(Excerpts from an interface dataset)
------------------------------------
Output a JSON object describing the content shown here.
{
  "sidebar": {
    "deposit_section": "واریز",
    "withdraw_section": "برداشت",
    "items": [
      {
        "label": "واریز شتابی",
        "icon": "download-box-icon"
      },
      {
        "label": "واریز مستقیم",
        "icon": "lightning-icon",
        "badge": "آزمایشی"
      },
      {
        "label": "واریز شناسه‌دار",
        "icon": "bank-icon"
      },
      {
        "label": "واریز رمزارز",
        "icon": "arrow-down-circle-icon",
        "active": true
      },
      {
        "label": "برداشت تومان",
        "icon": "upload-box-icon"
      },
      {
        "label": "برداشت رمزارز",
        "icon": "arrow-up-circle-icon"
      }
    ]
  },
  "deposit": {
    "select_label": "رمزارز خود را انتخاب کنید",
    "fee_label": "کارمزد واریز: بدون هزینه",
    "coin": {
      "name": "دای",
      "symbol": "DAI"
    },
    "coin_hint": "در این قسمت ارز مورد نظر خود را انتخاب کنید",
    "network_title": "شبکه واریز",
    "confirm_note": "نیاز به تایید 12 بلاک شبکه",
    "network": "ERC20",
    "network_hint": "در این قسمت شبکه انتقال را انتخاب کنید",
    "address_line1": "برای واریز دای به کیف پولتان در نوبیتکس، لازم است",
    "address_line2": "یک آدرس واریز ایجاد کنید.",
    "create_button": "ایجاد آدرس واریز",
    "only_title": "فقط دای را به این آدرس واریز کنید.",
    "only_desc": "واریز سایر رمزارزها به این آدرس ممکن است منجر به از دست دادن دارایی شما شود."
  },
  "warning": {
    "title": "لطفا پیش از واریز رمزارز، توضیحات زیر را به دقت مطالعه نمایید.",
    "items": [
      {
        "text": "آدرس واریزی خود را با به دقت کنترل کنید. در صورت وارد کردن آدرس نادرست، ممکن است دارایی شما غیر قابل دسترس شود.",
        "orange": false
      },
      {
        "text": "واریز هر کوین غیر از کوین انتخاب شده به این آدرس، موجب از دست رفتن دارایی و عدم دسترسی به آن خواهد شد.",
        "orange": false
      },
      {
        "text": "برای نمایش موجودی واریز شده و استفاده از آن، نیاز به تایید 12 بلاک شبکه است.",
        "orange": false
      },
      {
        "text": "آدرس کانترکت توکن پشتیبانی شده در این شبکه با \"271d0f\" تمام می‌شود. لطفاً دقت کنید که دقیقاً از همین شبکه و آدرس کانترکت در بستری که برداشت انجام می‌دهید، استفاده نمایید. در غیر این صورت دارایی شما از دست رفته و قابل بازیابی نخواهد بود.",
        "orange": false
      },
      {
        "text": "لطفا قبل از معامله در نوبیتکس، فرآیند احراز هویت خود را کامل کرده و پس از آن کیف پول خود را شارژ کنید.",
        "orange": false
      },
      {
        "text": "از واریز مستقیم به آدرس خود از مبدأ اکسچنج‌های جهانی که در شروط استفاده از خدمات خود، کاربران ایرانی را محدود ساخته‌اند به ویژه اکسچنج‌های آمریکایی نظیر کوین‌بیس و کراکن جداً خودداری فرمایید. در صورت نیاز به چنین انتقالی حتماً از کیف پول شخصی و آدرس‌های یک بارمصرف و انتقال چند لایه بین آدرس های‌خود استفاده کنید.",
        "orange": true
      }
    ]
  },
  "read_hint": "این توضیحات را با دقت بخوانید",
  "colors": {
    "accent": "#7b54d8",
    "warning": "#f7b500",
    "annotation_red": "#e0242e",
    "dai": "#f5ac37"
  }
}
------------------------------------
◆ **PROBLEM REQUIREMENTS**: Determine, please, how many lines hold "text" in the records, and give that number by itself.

◆ **COMPLETED TASK**: 6